= Beginning of Section =

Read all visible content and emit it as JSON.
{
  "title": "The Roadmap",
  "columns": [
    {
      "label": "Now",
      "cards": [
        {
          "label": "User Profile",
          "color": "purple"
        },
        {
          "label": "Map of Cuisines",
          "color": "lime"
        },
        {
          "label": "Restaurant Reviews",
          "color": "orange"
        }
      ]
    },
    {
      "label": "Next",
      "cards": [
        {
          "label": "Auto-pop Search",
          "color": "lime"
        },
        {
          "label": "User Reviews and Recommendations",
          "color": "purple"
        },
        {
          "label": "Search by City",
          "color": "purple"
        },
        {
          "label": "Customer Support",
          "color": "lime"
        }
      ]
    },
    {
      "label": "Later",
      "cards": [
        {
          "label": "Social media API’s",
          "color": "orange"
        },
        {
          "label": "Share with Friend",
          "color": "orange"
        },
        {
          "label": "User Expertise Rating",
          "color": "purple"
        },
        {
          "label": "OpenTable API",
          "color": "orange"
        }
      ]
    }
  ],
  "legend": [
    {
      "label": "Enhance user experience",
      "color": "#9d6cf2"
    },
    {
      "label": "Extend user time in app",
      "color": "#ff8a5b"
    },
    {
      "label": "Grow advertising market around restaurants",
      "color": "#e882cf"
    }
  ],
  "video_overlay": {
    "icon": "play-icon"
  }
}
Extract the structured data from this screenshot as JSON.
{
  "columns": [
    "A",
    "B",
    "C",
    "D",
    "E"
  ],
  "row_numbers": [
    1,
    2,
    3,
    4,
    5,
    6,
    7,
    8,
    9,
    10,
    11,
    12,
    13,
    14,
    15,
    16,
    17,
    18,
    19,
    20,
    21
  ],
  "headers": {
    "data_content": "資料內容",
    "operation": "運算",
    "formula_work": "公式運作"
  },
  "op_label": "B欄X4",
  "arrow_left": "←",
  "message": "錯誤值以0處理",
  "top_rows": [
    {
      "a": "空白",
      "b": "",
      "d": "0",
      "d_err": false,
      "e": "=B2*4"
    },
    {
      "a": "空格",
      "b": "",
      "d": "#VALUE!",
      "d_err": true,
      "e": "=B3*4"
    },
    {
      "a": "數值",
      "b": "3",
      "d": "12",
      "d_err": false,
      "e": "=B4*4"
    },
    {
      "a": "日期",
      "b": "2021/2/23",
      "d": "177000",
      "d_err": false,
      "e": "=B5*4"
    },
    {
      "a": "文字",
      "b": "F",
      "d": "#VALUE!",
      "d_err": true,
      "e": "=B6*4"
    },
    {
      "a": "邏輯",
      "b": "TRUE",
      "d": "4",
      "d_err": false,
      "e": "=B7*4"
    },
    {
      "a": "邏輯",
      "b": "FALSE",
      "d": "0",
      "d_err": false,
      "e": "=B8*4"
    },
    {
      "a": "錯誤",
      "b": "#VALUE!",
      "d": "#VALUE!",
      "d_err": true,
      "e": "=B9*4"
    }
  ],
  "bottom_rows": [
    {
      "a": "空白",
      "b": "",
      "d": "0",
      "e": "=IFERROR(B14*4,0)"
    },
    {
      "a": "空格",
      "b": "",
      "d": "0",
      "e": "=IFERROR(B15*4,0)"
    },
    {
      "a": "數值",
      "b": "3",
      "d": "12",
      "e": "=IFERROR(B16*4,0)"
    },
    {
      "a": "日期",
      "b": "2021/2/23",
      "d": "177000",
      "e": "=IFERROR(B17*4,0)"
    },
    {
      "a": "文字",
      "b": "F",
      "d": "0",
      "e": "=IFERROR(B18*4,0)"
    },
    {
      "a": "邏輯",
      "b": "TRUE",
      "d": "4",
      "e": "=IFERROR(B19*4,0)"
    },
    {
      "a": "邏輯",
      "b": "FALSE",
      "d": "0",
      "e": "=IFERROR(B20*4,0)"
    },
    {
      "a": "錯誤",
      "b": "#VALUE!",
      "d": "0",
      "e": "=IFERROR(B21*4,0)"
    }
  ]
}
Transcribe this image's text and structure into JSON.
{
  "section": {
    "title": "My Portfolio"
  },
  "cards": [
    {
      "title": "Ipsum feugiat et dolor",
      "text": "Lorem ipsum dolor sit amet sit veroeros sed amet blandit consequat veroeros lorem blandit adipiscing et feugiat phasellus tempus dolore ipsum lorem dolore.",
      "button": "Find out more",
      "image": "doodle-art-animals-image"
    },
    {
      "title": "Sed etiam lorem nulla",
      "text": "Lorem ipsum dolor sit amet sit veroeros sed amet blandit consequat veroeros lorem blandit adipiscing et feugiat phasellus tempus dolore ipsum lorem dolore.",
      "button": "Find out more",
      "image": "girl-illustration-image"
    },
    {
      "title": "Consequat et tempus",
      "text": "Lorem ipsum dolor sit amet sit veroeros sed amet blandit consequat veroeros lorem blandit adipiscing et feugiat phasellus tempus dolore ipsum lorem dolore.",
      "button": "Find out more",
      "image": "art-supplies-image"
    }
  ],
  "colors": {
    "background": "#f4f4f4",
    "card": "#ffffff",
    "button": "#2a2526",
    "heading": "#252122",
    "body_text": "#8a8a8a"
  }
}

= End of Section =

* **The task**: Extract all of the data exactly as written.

* **Your solution**:
Read all visible content and emit it as JSON.
{
  "title": "The Roadmap",
  "columns": [
    {
      "label": "Now",
      "cards": [
        {
          "label": "User Profile",
          "color": "purple"
        },
        {
          "label": "Map of Cuisines",
          "color": "lime"
        },
        {
          "label": "Restaurant Reviews",
          "color": "orange"
        }
      ]
    },
    {
      "label": "Next",
      "cards": [
        {
          "label": "Auto-pop Search",
          "color": "lime"
        },
        {
          "label": "User Reviews and Recommendations",
          "color": "purple"
        },
        {
          "label": "Search by City",
          "color": "purple"
        },
        {
          "label": "Customer Support",
          "color": "lime"
        }
      ]
    },
    {
      "label": "Later",
      "cards": [
        {
          "label": "Social media API’s",
          "color": "orange"
        },
        {
          "label": "Share with Friend",
          "color": "orange"
        },
        {
          "label": "User Expertise Rating",
          "color": "purple"
        },
        {
          "label": "OpenTable API",
          "color": "orange"
        }
      ]
    }
  ],
  "legend": [
    {
      "label": "Enhance user experience",
      "color": "#9d6cf2"
    },
    {
      "label": "Extend user time in app",
      "color": "#ff8a5b"
    },
    {
      "label": "Grow advertising market around restaurants",
      "color": "#e882cf"
    }
  ],
  "video_overlay": {
    "icon": "play-icon"
  }
}
Extract the structured data from this screenshot as JSON.
{
  "columns": [
    "A",
    "B",
    "C",
    "D",
    "E"
  ],
  "row_numbers": [
    1,
    2,
    3,
    4,
    5,
    6,
    7,
    8,
    9,
    10,
    11,
    12,
    13,
    14,
    15,
    16,
    17,
    18,
    19,
    20,
    21
  ],
  "headers": {
    "data_content": "資料內容",
    "operation": "運算",
    "formula_work": "公式運作"
  },
  "op_label": "B欄X4",
  "arrow_left": "←",
  "message": "錯誤值以0處理",
  "top_rows": [
    {
      "a": "空白",
      "b": "",
      "d": "0",
      "d_err": false,
      "e": "=B2*4"
    },
    {
      "a": "空格",
      "b": "",
      "d": "#VALUE!",
      "d_err": true,
      "e": "=B3*4"
    },
    {
      "a": "數值",
      "b": "3",
      "d": "12",
      "d_err": false,
      "e": "=B4*4"
    },
    {
      "a": "日期",
      "b": "2021/2/23",
      "d": "177000",
      "d_err": false,
      "e": "=B5*4"
    },
    {
      "a": "文字",
      "b": "F",
      "d": "#VALUE!",
      "d_err": true,
      "e": "=B6*4"
    },
    {
      "a": "邏輯",
      "b": "TRUE",
      "d": "4",
      "d_err": false,
      "e": "=B7*4"
    },
    {
      "a": "邏輯",
      "b": "FALSE",
      "d": "0",
      "d_err": false,
      "e": "=B8*4"
    },
    {
      "a": "錯誤",
      "b": "#VALUE!",
      "d": "#VALUE!",
      "d_err": true,
      "e": "=B9*4"
    }
  ],
  "bottom_rows": [
    {
      "a": "空白",
      "b": "",
      "d": "0",
      "e": "=IFERROR(B14*4,0)"
    },
    {
      "a": "空格",
      "b": "",
      "d": "0",
      "e": "=IFERROR(B15*4,0)"
    },
    {
      "a": "數值",
      "b": "3",
      "d": "12",
      "e": "=IFERROR(B16*4,0)"
    },
    {
      "a": "日期",
      "b": "2021/2/23",
      "d": "177000",
      "e": "=IFERROR(B17*4,0)"
    },
    {
      "a": "文字",
      "b": "F",
      "d": "0",
      "e": "=IFERROR(B18*4,0)"
    },
    {
      "a": "邏輯",
      "b": "TRUE",
      "d": "4",
      "e": "=IFERROR(B19*4,0)"
    },
    {
      "a": "邏輯",
      "b": "FALSE",
      "d": "0",
      "e": "=IFERROR(B20*4,0)"
    },
    {
      "a": "錯誤",
      "b": "#VALUE!",
      "d": "0",
      "e": "=IFERROR(B21*4,0)"
    }
  ]
}
Transcribe this image's text and structure into JSON.
{
  "section": {
    "title": "My Portfolio"
  },
  "cards": [
    {
      "title": "Ipsum feugiat et dolor",
      "text": "Lorem ipsum dolor sit amet sit veroeros sed amet blandit consequat veroeros lorem blandit adipiscing et feugiat phasellus tempus dolore ipsum lorem dolore.",
      "button": "Find out more",
      "image": "doodle-art-animals-image"
    },
    {
      "title": "Sed etiam lorem nulla",
      "text": "Lorem ipsum dolor sit amet sit veroeros sed amet blandit consequat veroeros lorem blandit adipiscing et feugiat phasellus tempus dolore ipsum lorem dolore.",
      "button": "Find out more",
      "image": "girl-illustration-image"
    },
    {
      "title": "Consequat et tempus",
      "text": "Lorem ipsum dolor sit amet sit veroeros sed amet blandit consequat veroeros lorem blandit adipiscing et feugiat phasellus tempus dolore ipsum lorem dolore.",
      "button": "Find out more",
      "image": "art-supplies-image"
    }
  ],
  "colors": {
    "background": "#f4f4f4",
    "card": "#ffffff",
    "button": "#2a2526",
    "heading": "#252122",
    "body_text": "#8a8a8a"
  }
}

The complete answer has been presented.